Source records
[Start of section]
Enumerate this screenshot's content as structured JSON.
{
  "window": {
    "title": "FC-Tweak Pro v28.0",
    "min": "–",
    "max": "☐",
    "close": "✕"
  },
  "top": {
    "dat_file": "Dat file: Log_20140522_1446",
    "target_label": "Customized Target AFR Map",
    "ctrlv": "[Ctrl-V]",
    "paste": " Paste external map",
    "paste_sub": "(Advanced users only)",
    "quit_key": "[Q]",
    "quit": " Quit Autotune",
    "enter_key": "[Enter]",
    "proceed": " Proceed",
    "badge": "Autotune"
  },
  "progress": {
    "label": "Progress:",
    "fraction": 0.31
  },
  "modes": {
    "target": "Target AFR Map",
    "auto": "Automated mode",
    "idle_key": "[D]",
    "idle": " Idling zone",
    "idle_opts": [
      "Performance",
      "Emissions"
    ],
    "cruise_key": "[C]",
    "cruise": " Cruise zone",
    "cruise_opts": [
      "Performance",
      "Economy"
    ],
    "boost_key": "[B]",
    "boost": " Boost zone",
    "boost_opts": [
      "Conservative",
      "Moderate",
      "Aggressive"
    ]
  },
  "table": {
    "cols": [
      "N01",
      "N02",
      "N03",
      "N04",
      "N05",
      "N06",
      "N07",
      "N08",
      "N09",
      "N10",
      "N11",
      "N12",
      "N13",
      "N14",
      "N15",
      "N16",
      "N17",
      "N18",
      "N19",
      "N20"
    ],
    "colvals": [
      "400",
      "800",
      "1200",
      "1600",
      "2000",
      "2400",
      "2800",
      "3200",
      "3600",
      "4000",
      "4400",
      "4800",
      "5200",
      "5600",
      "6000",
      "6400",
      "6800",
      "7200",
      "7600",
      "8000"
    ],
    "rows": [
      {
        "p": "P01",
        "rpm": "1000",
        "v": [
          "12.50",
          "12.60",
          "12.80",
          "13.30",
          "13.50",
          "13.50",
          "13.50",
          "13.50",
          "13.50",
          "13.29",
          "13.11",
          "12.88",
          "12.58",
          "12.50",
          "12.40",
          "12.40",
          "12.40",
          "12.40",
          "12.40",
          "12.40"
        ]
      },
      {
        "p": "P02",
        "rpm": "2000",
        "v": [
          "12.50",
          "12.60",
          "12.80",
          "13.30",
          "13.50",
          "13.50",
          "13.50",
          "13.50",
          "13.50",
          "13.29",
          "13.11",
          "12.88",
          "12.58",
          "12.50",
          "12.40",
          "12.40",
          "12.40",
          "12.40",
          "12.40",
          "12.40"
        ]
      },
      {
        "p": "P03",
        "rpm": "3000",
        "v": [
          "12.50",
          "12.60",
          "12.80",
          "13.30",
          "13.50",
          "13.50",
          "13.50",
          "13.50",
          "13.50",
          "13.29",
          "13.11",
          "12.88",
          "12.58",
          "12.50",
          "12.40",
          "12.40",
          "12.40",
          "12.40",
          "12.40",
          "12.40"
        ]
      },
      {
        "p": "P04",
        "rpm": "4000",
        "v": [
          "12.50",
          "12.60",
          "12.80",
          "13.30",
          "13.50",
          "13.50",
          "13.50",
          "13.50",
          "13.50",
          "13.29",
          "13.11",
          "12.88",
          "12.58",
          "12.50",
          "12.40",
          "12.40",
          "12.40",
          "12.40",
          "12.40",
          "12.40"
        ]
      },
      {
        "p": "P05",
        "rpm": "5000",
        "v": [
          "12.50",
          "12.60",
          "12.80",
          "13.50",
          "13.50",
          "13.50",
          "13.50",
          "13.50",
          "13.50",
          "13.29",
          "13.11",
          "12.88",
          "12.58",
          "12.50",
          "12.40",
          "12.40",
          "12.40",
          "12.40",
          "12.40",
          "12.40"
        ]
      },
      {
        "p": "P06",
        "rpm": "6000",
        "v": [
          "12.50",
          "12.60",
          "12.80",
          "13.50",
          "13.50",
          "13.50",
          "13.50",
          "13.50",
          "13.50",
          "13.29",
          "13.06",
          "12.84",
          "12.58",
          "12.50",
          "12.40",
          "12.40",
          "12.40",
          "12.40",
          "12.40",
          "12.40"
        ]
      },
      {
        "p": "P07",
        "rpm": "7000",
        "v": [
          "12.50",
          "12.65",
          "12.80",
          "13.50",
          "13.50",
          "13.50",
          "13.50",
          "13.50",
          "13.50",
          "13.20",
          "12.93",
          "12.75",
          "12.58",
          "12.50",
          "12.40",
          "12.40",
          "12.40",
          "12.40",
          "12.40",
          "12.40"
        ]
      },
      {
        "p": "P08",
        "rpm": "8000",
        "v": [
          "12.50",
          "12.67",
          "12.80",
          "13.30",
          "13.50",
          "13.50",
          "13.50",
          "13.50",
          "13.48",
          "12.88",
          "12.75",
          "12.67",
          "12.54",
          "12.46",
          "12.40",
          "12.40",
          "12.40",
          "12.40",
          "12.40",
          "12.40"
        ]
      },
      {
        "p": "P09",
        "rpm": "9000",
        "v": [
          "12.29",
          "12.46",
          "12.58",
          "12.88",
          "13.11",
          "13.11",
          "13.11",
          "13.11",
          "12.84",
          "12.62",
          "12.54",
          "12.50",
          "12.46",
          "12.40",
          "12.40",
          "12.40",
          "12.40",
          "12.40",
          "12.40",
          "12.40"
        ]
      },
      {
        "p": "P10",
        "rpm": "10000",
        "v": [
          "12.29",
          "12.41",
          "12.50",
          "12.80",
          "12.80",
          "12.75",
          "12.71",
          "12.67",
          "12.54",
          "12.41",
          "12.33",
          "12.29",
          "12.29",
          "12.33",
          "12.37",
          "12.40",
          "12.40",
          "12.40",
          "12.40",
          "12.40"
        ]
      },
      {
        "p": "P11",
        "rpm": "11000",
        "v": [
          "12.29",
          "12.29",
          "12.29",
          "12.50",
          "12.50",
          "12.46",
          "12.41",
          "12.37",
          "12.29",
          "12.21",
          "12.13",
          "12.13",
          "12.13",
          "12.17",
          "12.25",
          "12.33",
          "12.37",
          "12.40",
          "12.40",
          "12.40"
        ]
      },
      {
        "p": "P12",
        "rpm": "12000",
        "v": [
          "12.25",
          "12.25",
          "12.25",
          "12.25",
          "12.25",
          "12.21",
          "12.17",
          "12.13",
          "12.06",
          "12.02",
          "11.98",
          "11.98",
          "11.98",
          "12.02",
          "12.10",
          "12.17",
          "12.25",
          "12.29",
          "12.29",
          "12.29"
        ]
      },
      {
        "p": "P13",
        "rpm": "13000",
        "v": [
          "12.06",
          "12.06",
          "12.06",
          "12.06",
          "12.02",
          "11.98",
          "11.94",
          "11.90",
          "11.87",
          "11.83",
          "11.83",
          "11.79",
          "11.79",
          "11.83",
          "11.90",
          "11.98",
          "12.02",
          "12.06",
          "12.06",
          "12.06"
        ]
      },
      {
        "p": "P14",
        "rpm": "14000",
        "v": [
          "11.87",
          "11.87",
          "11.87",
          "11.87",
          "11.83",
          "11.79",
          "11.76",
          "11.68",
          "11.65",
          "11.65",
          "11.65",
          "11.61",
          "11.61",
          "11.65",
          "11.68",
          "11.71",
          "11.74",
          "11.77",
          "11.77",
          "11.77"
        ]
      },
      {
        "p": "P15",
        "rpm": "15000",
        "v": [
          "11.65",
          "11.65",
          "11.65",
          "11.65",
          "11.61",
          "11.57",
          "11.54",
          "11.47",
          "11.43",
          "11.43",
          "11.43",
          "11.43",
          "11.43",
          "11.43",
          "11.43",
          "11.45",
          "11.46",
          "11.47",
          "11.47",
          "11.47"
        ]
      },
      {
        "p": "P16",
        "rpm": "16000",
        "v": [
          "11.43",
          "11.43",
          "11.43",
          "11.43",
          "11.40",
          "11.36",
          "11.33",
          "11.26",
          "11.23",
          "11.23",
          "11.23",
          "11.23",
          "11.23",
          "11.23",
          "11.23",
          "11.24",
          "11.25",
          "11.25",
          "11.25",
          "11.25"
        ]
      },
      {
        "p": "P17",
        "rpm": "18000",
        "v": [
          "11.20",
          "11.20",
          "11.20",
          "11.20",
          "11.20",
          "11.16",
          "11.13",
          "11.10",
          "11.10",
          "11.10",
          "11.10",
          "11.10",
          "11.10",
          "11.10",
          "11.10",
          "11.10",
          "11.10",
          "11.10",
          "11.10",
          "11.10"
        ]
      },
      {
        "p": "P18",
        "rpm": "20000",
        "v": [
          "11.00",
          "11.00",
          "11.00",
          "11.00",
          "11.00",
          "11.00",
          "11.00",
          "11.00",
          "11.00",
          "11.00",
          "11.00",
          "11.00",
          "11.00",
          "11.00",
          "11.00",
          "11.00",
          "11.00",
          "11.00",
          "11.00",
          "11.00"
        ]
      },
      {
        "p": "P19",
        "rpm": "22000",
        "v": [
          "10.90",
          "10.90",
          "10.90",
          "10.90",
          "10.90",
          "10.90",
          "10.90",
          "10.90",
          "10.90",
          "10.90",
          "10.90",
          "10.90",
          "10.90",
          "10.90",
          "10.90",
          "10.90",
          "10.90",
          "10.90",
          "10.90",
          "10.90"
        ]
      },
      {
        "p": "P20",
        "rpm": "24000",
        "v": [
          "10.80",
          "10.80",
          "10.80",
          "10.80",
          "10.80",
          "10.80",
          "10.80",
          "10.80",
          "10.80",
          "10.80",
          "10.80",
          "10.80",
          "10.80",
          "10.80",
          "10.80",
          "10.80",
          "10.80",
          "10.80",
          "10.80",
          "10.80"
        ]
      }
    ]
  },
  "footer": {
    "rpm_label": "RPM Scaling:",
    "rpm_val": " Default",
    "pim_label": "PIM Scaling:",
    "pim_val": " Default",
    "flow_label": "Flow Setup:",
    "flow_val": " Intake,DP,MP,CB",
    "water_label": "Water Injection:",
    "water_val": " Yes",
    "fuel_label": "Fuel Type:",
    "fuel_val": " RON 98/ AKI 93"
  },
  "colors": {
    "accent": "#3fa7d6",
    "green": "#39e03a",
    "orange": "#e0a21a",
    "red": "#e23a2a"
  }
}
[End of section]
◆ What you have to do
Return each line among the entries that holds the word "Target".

◆ Written answer
    "target_label": "Customized Target AFR Map",
    "target": "Target AFR Map",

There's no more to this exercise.